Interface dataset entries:

▼▼▼

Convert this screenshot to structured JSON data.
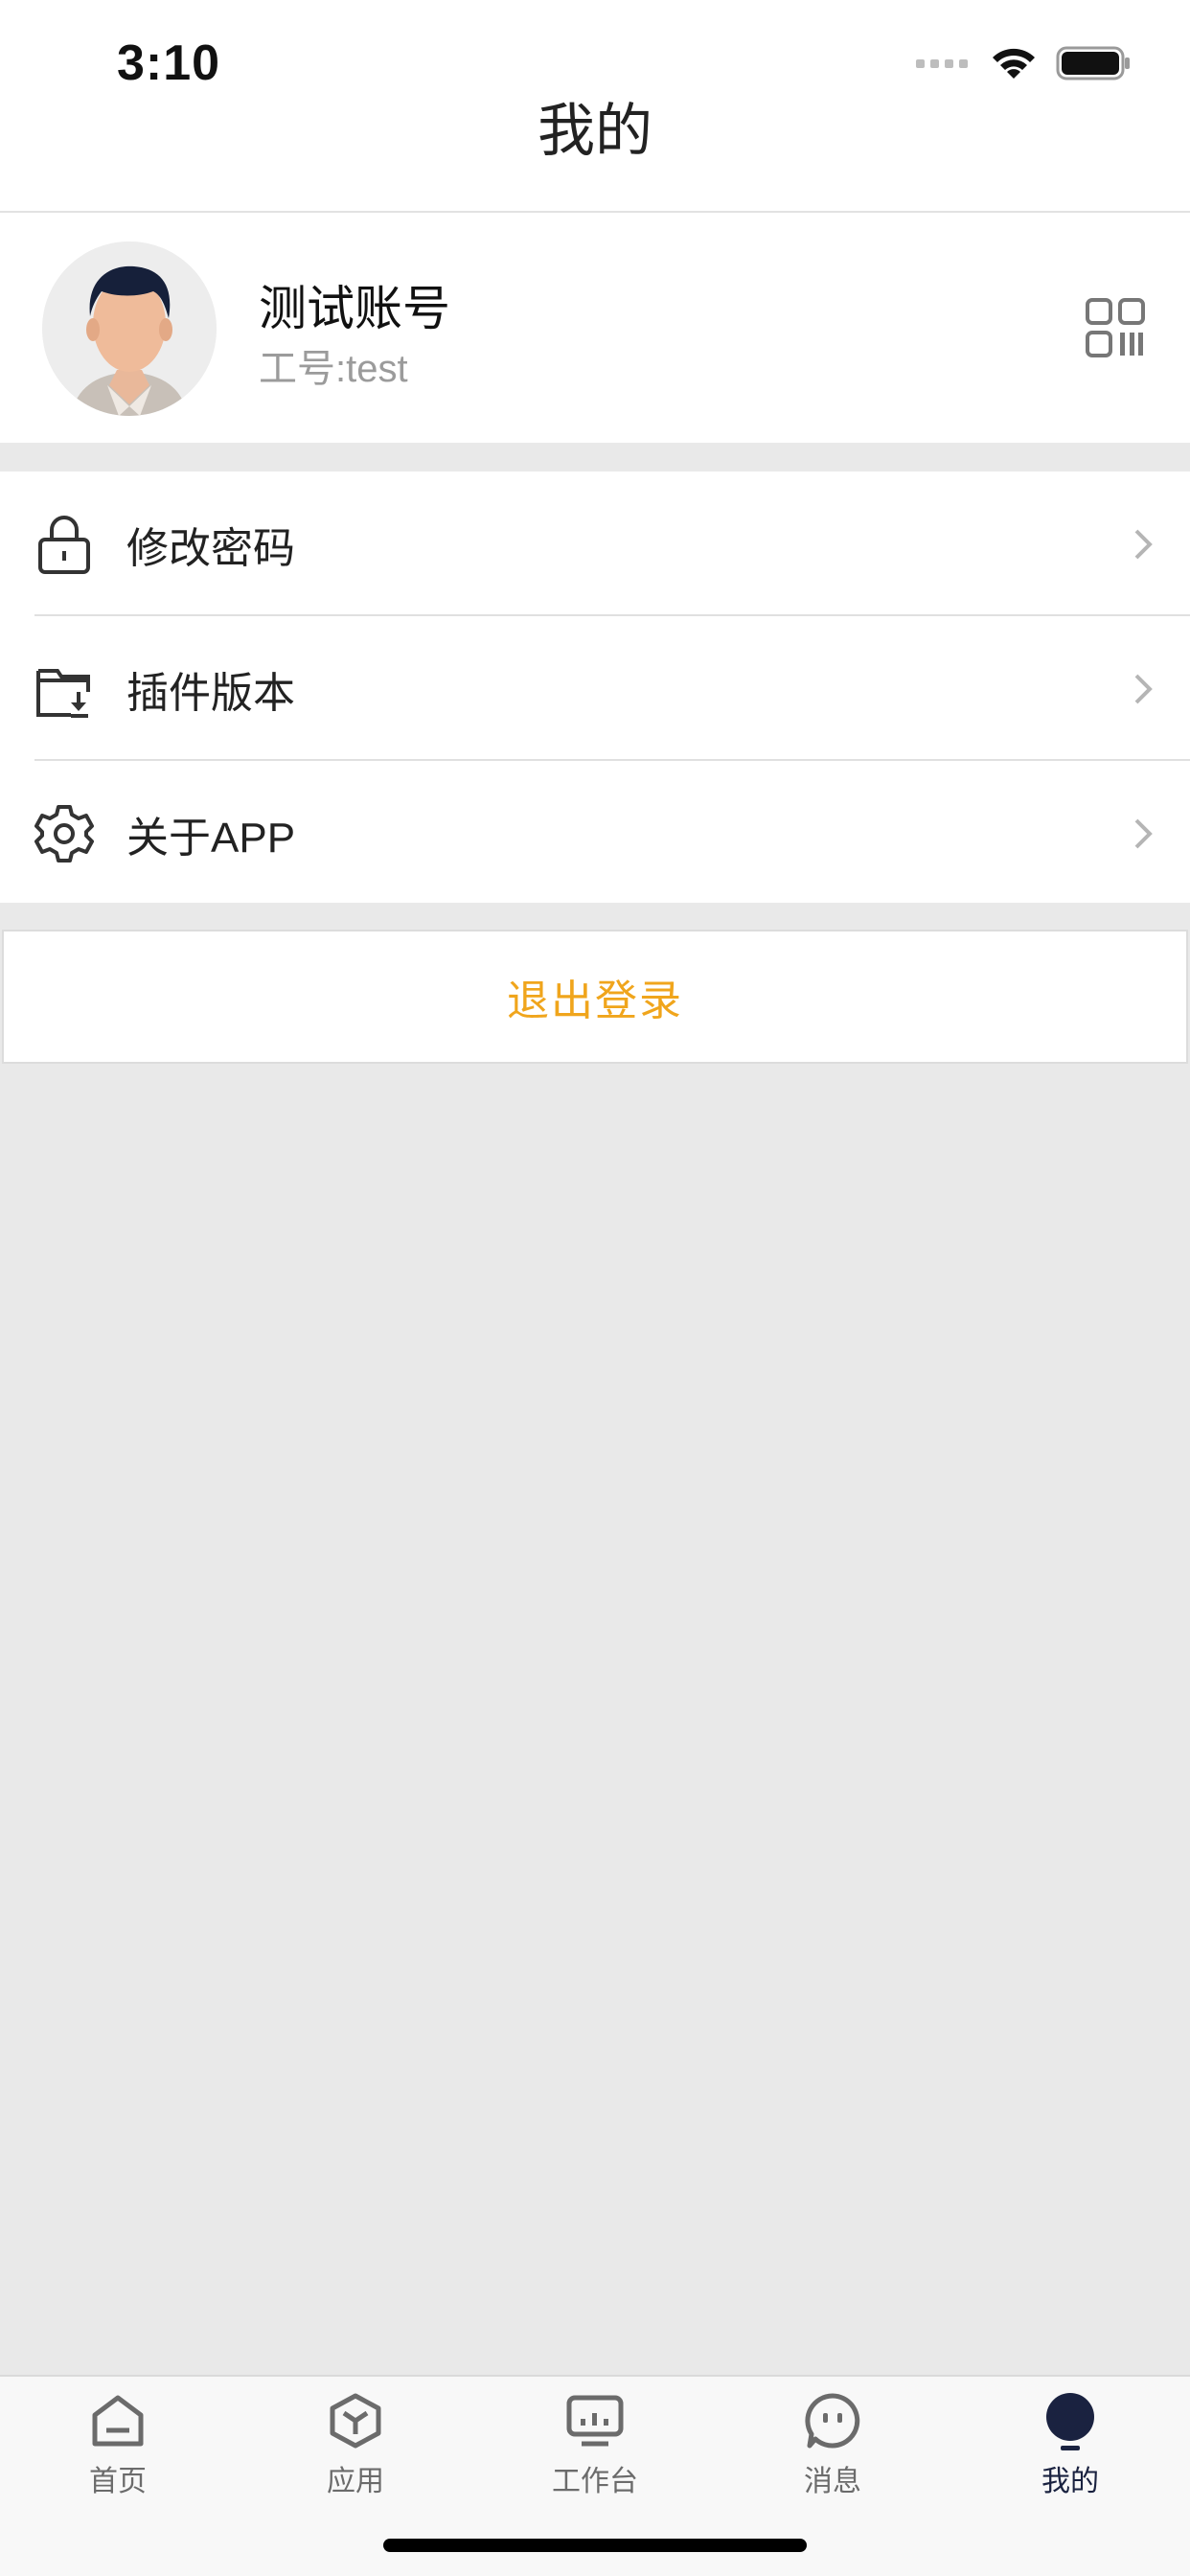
{
  "status_bar": {
    "time": "3:10"
  },
  "nav": {
    "title": "我的"
  },
  "profile": {
    "name": "测试账号",
    "employee_id": "工号:test"
  },
  "menu": {
    "items": [
      {
        "label": "修改密码",
        "icon": "lock-icon"
      },
      {
        "label": "插件版本",
        "icon": "plugin-download-icon"
      },
      {
        "label": "关于APP",
        "icon": "gear-icon"
      }
    ]
  },
  "logout": {
    "label": "退出登录"
  },
  "tabbar": {
    "items": [
      {
        "label": "首页",
        "icon": "home-icon"
      },
      {
        "label": "应用",
        "icon": "cube-icon"
      },
      {
        "label": "工作台",
        "icon": "workbench-icon"
      },
      {
        "label": "消息",
        "icon": "message-icon"
      },
      {
        "label": "我的",
        "icon": "profile-icon",
        "active": true
      }
    ]
  },
  "colors": {
    "accent_logout": "#f0a51c",
    "tab_active": "#1a2240",
    "tab_inactive": "#6b6b6b",
    "page_background": "#e9e9e9"
  }
}
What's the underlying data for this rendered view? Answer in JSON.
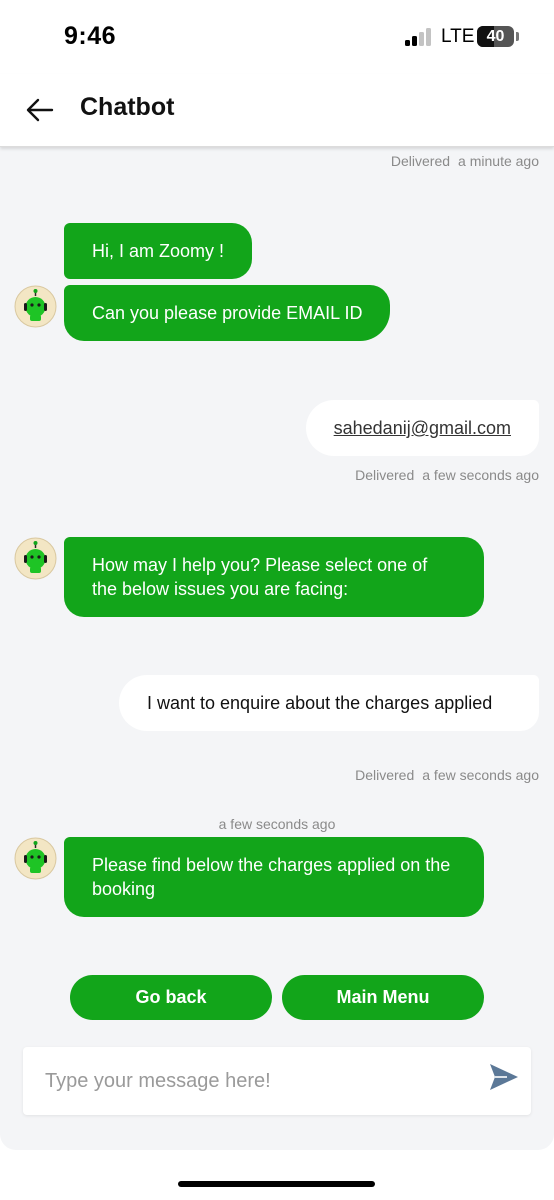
{
  "status_bar": {
    "time": "9:46",
    "network": "LTE",
    "battery": "40"
  },
  "header": {
    "title": "Chatbot",
    "back_icon": "arrow-left-icon"
  },
  "messages": [
    {
      "id": "meta-0",
      "text": "Delivered",
      "time": "a minute ago"
    },
    {
      "id": "bot-1",
      "sender": "bot",
      "text": "Hi, I am Zoomy !"
    },
    {
      "id": "bot-2",
      "sender": "bot",
      "text": "Can you please provide EMAIL ID"
    },
    {
      "id": "user-1",
      "sender": "user",
      "text": "sahedanij@gmail.com",
      "status": "Delivered",
      "time": "a few seconds ago"
    },
    {
      "id": "bot-3",
      "sender": "bot",
      "text": "How may I help you? Please select one of the below issues you are facing:"
    },
    {
      "id": "user-2",
      "sender": "user",
      "text": "I want to enquire about the charges applied",
      "status": "Delivered",
      "time": "a few seconds ago"
    },
    {
      "id": "bot-4",
      "sender": "bot",
      "time": "a few seconds ago",
      "text": "Please find below the charges applied on the booking"
    }
  ],
  "quick_actions": [
    {
      "label": "Go back"
    },
    {
      "label": "Main Menu"
    }
  ],
  "composer": {
    "placeholder": "Type your message here!",
    "send_icon": "send-icon"
  },
  "colors": {
    "bot_bubble": "#12a51a",
    "chat_background": "#f4f5f7",
    "send_icon": "#5b7897"
  }
}
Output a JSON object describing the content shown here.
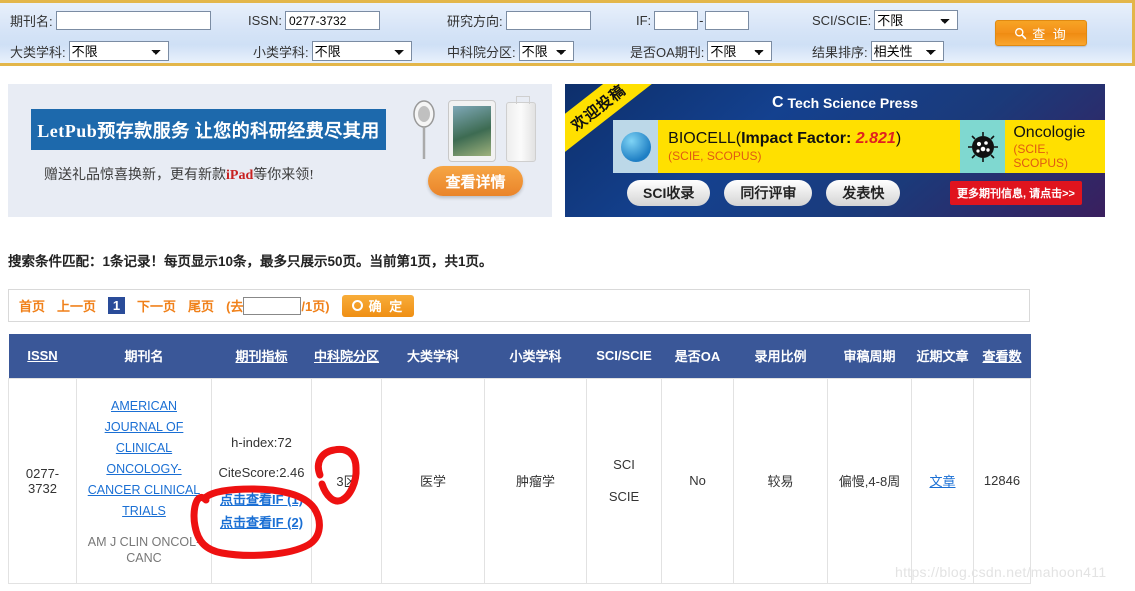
{
  "search": {
    "fields": [
      {
        "label": "期刊名:",
        "type": "text",
        "value": "",
        "name": "journal-name"
      },
      {
        "label": "ISSN:",
        "type": "text",
        "value": "0277-3732",
        "name": "issn"
      },
      {
        "label": "研究方向:",
        "type": "text",
        "value": "",
        "name": "research-direction"
      },
      {
        "label": "IF:",
        "type": "range",
        "value": "",
        "value2": "",
        "separator": "-",
        "name": "impact-factor"
      },
      {
        "label": "SCI/SCIE:",
        "type": "select",
        "value": "不限",
        "name": "sci-scie"
      },
      {
        "label": "大类学科:",
        "type": "select",
        "value": "不限",
        "name": "major-category"
      },
      {
        "label": "小类学科:",
        "type": "select",
        "value": "不限",
        "name": "minor-category"
      },
      {
        "label": "中科院分区:",
        "type": "select",
        "value": "不限",
        "name": "cas-zone"
      },
      {
        "label": "是否OA期刊:",
        "type": "select",
        "value": "不限",
        "name": "is-oa"
      },
      {
        "label": "结果排序:",
        "type": "select",
        "value": "相关性",
        "name": "sort-order"
      }
    ],
    "options": [
      "不限"
    ],
    "sort_options": [
      "相关性"
    ],
    "query_button": "查 询",
    "query_icon": "search-icon"
  },
  "banner_left": {
    "headline": "LetPub预存款服务 让您的科研经费尽其用",
    "subline_pre": "赠送礼品惊喜换新，更有新款",
    "subline_em": "iPad",
    "subline_post": "等你来领!",
    "cta": "查看详情"
  },
  "banner_right": {
    "ribbon": "欢迎投稿",
    "publisher": "Tech Science Press",
    "journal1_name": "BIOCELL(",
    "journal1_if_label": "Impact Factor: ",
    "journal1_if_value": "2.821",
    "journal1_close": ")",
    "journal1_index": "(SCIE, SCOPUS)",
    "journal2_name": "Oncologie",
    "journal2_index": "(SCIE, SCOPUS)",
    "pills": [
      "SCI收录",
      "同行评审",
      "发表快"
    ],
    "more_button": "更多期刊信息, 请点击>>"
  },
  "results": {
    "summary": "搜索条件匹配：1条记录！每页显示10条，最多只展示50页。当前第1页，共1页。"
  },
  "pagination": {
    "first": "首页",
    "prev": "上一页",
    "current": "1",
    "next": "下一页",
    "last": "尾页",
    "goto_prefix": "(去",
    "goto_value": "",
    "goto_suffix": "/1页)",
    "confirm": "确 定"
  },
  "table": {
    "headers": [
      {
        "label": "ISSN",
        "underline": true
      },
      {
        "label": "期刊名",
        "underline": false
      },
      {
        "label": "期刊指标",
        "underline": true
      },
      {
        "label": "中科院分区",
        "underline": true
      },
      {
        "label": "大类学科",
        "underline": false
      },
      {
        "label": "小类学科",
        "underline": false
      },
      {
        "label": "SCI/SCIE",
        "underline": false
      },
      {
        "label": "是否OA",
        "underline": false
      },
      {
        "label": "录用比例",
        "underline": false
      },
      {
        "label": "审稿周期",
        "underline": false
      },
      {
        "label": "近期文章",
        "underline": false
      },
      {
        "label": "查看数",
        "underline": true
      }
    ],
    "rows": [
      {
        "issn": "0277-3732",
        "journal_name_lines": [
          "AMERICAN",
          "JOURNAL OF",
          "CLINICAL",
          "ONCOLOGY-",
          "CANCER CLINICAL",
          "TRIALS"
        ],
        "journal_abbr": "AM J CLIN ONCOL-CANC",
        "h_index": "h-index:72",
        "citescore": "CiteScore:2.46",
        "if_link_1": "点击查看IF (1)",
        "if_link_2": "点击查看IF (2)",
        "cas_zone": "3区",
        "major_category": "医学",
        "minor_category": "肿瘤学",
        "sci_scie": [
          "SCI",
          "SCIE"
        ],
        "is_oa": "No",
        "accept_rate": "较易",
        "review_cycle": "偏慢,4-8周",
        "recent_articles": "文章",
        "view_count": "12846"
      }
    ]
  },
  "watermark": "https://blog.csdn.net/mahoon411",
  "colors": {
    "accent_orange": "#f08019",
    "header_blue": "#3a5798",
    "link_blue": "#1a6fd4",
    "annotation_red": "#ee1111",
    "panel_border_gold": "#e3b64a"
  }
}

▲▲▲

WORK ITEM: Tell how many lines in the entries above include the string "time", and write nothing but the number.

SOLUTION BELOW: 6